Top of Entries shown
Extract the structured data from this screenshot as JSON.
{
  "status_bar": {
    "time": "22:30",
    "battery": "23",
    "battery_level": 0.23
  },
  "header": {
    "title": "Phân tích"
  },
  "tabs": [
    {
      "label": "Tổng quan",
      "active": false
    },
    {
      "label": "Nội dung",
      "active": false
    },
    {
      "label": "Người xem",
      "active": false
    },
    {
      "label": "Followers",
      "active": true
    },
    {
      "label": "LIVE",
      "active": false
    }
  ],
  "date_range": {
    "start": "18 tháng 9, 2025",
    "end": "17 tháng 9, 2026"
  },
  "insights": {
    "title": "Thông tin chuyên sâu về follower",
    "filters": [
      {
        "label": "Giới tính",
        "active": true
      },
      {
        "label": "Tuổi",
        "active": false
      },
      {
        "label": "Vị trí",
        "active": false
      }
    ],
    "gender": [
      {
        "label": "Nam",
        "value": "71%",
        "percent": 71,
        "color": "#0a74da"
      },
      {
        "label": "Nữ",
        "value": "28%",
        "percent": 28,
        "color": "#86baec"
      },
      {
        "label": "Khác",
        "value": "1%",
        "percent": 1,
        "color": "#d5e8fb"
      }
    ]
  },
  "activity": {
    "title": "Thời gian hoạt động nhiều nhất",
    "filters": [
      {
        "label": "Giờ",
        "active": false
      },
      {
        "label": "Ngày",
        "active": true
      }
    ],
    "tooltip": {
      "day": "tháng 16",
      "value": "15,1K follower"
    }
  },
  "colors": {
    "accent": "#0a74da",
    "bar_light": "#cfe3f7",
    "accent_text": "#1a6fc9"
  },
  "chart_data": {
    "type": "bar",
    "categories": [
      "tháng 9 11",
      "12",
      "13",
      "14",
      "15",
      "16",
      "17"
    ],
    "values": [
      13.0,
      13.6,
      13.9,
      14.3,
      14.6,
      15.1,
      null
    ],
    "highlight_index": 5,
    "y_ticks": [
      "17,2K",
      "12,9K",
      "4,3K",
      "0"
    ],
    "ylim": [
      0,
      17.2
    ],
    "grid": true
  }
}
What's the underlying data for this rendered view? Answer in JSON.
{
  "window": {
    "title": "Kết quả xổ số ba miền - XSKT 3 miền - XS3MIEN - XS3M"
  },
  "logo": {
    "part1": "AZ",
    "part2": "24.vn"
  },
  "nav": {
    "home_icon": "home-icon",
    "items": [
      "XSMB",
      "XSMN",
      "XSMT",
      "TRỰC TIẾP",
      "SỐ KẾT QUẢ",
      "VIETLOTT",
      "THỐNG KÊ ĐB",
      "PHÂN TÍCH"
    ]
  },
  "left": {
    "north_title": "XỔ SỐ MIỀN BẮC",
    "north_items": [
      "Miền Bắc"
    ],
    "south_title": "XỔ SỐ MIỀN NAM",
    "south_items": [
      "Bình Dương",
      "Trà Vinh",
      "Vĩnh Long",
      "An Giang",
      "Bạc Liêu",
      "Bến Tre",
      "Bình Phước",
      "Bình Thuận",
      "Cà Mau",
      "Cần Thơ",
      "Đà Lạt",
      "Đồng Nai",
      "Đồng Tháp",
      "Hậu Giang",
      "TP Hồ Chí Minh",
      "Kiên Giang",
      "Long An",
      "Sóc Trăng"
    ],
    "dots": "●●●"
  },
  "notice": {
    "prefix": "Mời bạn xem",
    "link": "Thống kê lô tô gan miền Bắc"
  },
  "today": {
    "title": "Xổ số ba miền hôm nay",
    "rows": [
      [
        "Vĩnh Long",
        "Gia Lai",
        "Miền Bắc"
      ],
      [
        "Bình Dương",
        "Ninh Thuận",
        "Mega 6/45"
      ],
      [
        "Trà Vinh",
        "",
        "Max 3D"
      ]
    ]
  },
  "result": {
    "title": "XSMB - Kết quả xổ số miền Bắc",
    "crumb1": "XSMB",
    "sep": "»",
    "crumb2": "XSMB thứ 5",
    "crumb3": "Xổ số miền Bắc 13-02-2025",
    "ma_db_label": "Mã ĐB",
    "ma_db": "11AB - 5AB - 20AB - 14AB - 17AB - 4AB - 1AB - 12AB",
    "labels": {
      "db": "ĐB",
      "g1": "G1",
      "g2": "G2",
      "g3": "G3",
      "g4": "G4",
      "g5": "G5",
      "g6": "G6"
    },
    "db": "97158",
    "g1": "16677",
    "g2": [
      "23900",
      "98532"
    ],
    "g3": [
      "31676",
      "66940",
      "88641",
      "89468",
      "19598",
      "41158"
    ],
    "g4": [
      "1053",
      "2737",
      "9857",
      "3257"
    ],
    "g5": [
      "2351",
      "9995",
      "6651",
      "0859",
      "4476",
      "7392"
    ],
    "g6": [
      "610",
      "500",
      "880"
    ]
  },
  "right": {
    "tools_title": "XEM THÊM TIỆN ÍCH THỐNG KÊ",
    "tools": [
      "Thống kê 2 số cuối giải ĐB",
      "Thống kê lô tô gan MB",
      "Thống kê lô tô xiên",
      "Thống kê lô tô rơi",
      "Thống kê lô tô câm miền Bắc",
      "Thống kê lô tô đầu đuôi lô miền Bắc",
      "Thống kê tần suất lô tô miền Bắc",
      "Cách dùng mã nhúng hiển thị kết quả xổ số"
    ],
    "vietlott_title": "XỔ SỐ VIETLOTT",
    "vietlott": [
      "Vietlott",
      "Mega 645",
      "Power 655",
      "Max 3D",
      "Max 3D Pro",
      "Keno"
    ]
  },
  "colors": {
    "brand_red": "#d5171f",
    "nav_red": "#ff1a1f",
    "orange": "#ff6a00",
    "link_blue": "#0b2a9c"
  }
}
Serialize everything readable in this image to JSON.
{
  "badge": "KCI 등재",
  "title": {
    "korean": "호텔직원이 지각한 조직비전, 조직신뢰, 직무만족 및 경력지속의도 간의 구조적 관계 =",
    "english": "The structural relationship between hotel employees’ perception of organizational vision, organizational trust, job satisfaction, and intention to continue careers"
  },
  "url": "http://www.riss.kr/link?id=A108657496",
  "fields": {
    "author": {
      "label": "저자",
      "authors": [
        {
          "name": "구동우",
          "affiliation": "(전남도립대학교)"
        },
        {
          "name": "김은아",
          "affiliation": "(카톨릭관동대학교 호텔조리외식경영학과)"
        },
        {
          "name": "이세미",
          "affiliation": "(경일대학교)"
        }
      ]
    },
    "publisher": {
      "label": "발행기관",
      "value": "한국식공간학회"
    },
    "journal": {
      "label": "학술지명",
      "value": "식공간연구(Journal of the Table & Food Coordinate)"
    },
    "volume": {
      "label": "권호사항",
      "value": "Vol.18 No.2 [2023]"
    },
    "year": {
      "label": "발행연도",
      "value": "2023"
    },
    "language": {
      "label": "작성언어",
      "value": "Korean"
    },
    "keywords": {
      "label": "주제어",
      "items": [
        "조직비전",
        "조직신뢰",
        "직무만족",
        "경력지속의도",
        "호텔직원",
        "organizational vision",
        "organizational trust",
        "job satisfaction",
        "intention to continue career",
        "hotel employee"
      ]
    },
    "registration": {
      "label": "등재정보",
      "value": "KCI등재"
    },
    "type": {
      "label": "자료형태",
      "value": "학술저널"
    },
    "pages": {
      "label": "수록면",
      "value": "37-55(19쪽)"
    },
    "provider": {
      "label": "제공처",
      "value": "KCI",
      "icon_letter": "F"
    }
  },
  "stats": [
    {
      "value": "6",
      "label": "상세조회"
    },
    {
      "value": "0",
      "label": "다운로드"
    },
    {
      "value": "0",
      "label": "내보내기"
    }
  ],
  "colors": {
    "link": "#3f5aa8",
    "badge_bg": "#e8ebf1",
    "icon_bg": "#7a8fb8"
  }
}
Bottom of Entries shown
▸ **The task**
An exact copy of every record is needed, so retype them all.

▸ **Answer to this exercise**
Extract the structured data from this screenshot as JSON.
{
  "status_bar": {
    "time": "22:30",
    "battery": "23",
    "battery_level": 0.23
  },
  "header": {
    "title": "Phân tích"
  },
  "tabs": [
    {
      "label": "Tổng quan",
      "active": false
    },
    {
      "label": "Nội dung",
      "active": false
    },
    {
      "label": "Người xem",
      "active": false
    },
    {
      "label": "Followers",
      "active": true
    },
    {
      "label": "LIVE",
      "active": false
    }
  ],
  "date_range": {
    "start": "18 tháng 9, 2025",
    "end": "17 tháng 9, 2026"
  },
  "insights": {
    "title": "Thông tin chuyên sâu về follower",
    "filters": [
      {
        "label": "Giới tính",
        "active": true
      },
      {
        "label": "Tuổi",
        "active": false
      },
      {
        "label": "Vị trí",
        "active": false
      }
    ],
    "gender": [
      {
        "label": "Nam",
        "value": "71%",
        "percent": 71,
        "color": "#0a74da"
      },
      {
        "label": "Nữ",
        "value": "28%",
        "percent": 28,
        "color": "#86baec"
      },
      {
        "label": "Khác",
        "value": "1%",
        "percent": 1,
        "color": "#d5e8fb"
      }
    ]
  },
  "activity": {
    "title": "Thời gian hoạt động nhiều nhất",
    "filters": [
      {
        "label": "Giờ",
        "active": false
      },
      {
        "label": "Ngày",
        "active": true
      }
    ],
    "tooltip": {
      "day": "tháng 16",
      "value": "15,1K follower"
    }
  },
  "colors": {
    "accent": "#0a74da",
    "bar_light": "#cfe3f7",
    "accent_text": "#1a6fc9"
  },
  "chart_data": {
    "type": "bar",
    "categories": [
      "tháng 9 11",
      "12",
      "13",
      "14",
      "15",
      "16",
      "17"
    ],
    "values": [
      13.0,
      13.6,
      13.9,
      14.3,
      14.6,
      15.1,
      null
    ],
    "highlight_index": 5,
    "y_ticks": [
      "17,2K",
      "12,9K",
      "4,3K",
      "0"
    ],
    "ylim": [
      0,
      17.2
    ],
    "grid": true
  }
}
What's the underlying data for this rendered view? Answer in JSON.
{
  "window": {
    "title": "Kết quả xổ số ba miền - XSKT 3 miền - XS3MIEN - XS3M"
  },
  "logo": {
    "part1": "AZ",
    "part2": "24.vn"
  },
  "nav": {
    "home_icon": "home-icon",
    "items": [
      "XSMB",
      "XSMN",
      "XSMT",
      "TRỰC TIẾP",
      "SỐ KẾT QUẢ",
      "VIETLOTT",
      "THỐNG KÊ ĐB",
      "PHÂN TÍCH"
    ]
  },
  "left": {
    "north_title": "XỔ SỐ MIỀN BẮC",
    "north_items": [
      "Miền Bắc"
    ],
    "south_title": "XỔ SỐ MIỀN NAM",
    "south_items": [
      "Bình Dương",
      "Trà Vinh",
      "Vĩnh Long",
      "An Giang",
      "Bạc Liêu",
      "Bến Tre",
      "Bình Phước",
      "Bình Thuận",
      "Cà Mau",
      "Cần Thơ",
      "Đà Lạt",
      "Đồng Nai",
      "Đồng Tháp",
      "Hậu Giang",
      "TP Hồ Chí Minh",
      "Kiên Giang",
      "Long An",
      "Sóc Trăng"
    ],
    "dots": "●●●"
  },
  "notice": {
    "prefix": "Mời bạn xem",
    "link": "Thống kê lô tô gan miền Bắc"
  },
  "today": {
    "title": "Xổ số ba miền hôm nay",
    "rows": [
      [
        "Vĩnh Long",
        "Gia Lai",
        "Miền Bắc"
      ],
      [
        "Bình Dương",
        "Ninh Thuận",
        "Mega 6/45"
      ],
      [
        "Trà Vinh",
        "",
        "Max 3D"
      ]
    ]
  },
  "result": {
    "title": "XSMB - Kết quả xổ số miền Bắc",
    "crumb1": "XSMB",
    "sep": "»",
    "crumb2": "XSMB thứ 5",
    "crumb3": "Xổ số miền Bắc 13-02-2025",
    "ma_db_label": "Mã ĐB",
    "ma_db": "11AB - 5AB - 20AB - 14AB - 17AB - 4AB - 1AB - 12AB",
    "labels": {
      "db": "ĐB",
      "g1": "G1",
      "g2": "G2",
      "g3": "G3",
      "g4": "G4",
      "g5": "G5",
      "g6": "G6"
    },
    "db": "97158",
    "g1": "16677",
    "g2": [
      "23900",
      "98532"
    ],
    "g3": [
      "31676",
      "66940",
      "88641",
      "89468",
      "19598",
      "41158"
    ],
    "g4": [
      "1053",
      "2737",
      "9857",
      "3257"
    ],
    "g5": [
      "2351",
      "9995",
      "6651",
      "0859",
      "4476",
      "7392"
    ],
    "g6": [
      "610",
      "500",
      "880"
    ]
  },
  "right": {
    "tools_title": "XEM THÊM TIỆN ÍCH THỐNG KÊ",
    "tools": [
      "Thống kê 2 số cuối giải ĐB",
      "Thống kê lô tô gan MB",
      "Thống kê lô tô xiên",
      "Thống kê lô tô rơi",
      "Thống kê lô tô câm miền Bắc",
      "Thống kê lô tô đầu đuôi lô miền Bắc",
      "Thống kê tần suất lô tô miền Bắc",
      "Cách dùng mã nhúng hiển thị kết quả xổ số"
    ],
    "vietlott_title": "XỔ SỐ VIETLOTT",
    "vietlott": [
      "Vietlott",
      "Mega 645",
      "Power 655",
      "Max 3D",
      "Max 3D Pro",
      "Keno"
    ]
  },
  "colors": {
    "brand_red": "#d5171f",
    "nav_red": "#ff1a1f",
    "orange": "#ff6a00",
    "link_blue": "#0b2a9c"
  }
}
Serialize everything readable in this image to JSON.
{
  "badge": "KCI 등재",
  "title": {
    "korean": "호텔직원이 지각한 조직비전, 조직신뢰, 직무만족 및 경력지속의도 간의 구조적 관계 =",
    "english": "The structural relationship between hotel employees’ perception of organizational vision, organizational trust, job satisfaction, and intention to continue careers"
  },
  "url": "http://www.riss.kr/link?id=A108657496",
  "fields": {
    "author": {
      "label": "저자",
      "authors": [
        {
          "name": "구동우",
          "affiliation": "(전남도립대학교)"
        },
        {
          "name": "김은아",
          "affiliation": "(카톨릭관동대학교 호텔조리외식경영학과)"
        },
        {
          "name": "이세미",
          "affiliation": "(경일대학교)"
        }
      ]
    },
    "publisher": {
      "label": "발행기관",
      "value": "한국식공간학회"
    },
    "journal": {
      "label": "학술지명",
      "value": "식공간연구(Journal of the Table & Food Coordinate)"
    },
    "volume": {
      "label": "권호사항",
      "value": "Vol.18 No.2 [2023]"
    },
    "year": {
      "label": "발행연도",
      "value": "2023"
    },
    "language": {
      "label": "작성언어",
      "value": "Korean"
    },
    "keywords": {
      "label": "주제어",
      "items": [
        "조직비전",
        "조직신뢰",
        "직무만족",
        "경력지속의도",
        "호텔직원",
        "organizational vision",
        "organizational trust",
        "job satisfaction",
        "intention to continue career",
        "hotel employee"
      ]
    },
    "registration": {
      "label": "등재정보",
      "value": "KCI등재"
    },
    "type": {
      "label": "자료형태",
      "value": "학술저널"
    },
    "pages": {
      "label": "수록면",
      "value": "37-55(19쪽)"
    },
    "provider": {
      "label": "제공처",
      "value": "KCI",
      "icon_letter": "F"
    }
  },
  "stats": [
    {
      "value": "6",
      "label": "상세조회"
    },
    {
      "value": "0",
      "label": "다운로드"
    },
    {
      "value": "0",
      "label": "내보내기"
    }
  ],
  "colors": {
    "link": "#3f5aa8",
    "badge_bg": "#e8ebf1",
    "icon_bg": "#7a8fb8"
  }
}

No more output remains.